Words Made to Last

Monday, December 19, 2005


Megan McArdle rebuts a ridiculous argument by M.A.R.Kleinman, firmly but far too gently. Mr. Kleiman writes, in part:
Could there by anything crazier, at a social level, than telling young people with the talent and determination to pursue careers in the natural sciences that doing so isn't a wise move from a personal-financial-planning perspective? It's true, of course. But think of the social waste involved in converting a potential biologist in to, say, a detail man for a pharamaceutical company....
Of course, this problem is connected to a different problem: the successful class warfare waged over the past quarter-centory by an
[sic] on behalf of the top 1% of the income distribution -- the half-a-million-dollar-a-year crowd -- against everyone else. Taxing away some of their increased share of the national income distrubution [sic] could finance measures of income security (and not just retirement income security) for everyone.
I'm not convince that doing so would reduce the rate of GDP growth; it might well increase it. (The biologist rescued from life as a detail man might discover or invent something valuable.)
This is sentimental fantasy in its rawest form. The would-be biologist could "rescue" himself, working just enough to make ends meet while he sought to discover or invent something valuable; but he has decided the odds are too poor. A university or corporation could "rescue" him by expanding its pure research division to include him; but every one of them has decided they have enough pure researchers already. So Mr. Kleiman's solution is, apparently, to get the government into the business of taking the gamble that everyone in the know has already turned down. And he blithely says that "it might well" be a winner, on average, in the long run.

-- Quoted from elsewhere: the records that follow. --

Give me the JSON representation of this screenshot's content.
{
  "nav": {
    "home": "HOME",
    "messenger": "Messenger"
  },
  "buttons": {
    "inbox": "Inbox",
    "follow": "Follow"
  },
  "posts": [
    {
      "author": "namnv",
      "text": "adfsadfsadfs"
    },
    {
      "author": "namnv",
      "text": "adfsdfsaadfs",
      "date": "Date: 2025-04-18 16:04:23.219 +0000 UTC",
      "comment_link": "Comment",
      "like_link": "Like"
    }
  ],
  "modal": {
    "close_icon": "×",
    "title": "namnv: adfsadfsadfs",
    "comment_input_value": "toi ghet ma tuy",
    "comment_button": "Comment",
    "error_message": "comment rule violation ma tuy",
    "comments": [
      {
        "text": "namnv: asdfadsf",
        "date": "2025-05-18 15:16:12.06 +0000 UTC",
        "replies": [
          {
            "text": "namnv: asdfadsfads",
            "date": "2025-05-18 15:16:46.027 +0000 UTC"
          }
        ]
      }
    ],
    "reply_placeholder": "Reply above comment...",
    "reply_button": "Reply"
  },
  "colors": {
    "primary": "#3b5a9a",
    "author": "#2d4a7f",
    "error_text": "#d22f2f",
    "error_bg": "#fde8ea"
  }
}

You don't get rich by doing what you want to do; you get rich by doing what other people want you to do enough that they will pay you for it. Doing what you want should not enrich you, because it is unlikely to enrich society.

Mr. Kleiman sees "social waste" in the idea of people choosing useful work, and then has the arrogance to think he can guide everyone to a better solution; the dishonesty to conflate the issue with class warfare; and the pure childlike belief this can really work if we just wish really, really hard.

[Full disclosure: I am well within the "crowd" of successful class warriors Mr. Kleiman describes. The boldfaced quote is not mine -- I think it's Ms. McArdle's -- but I can't find the source.]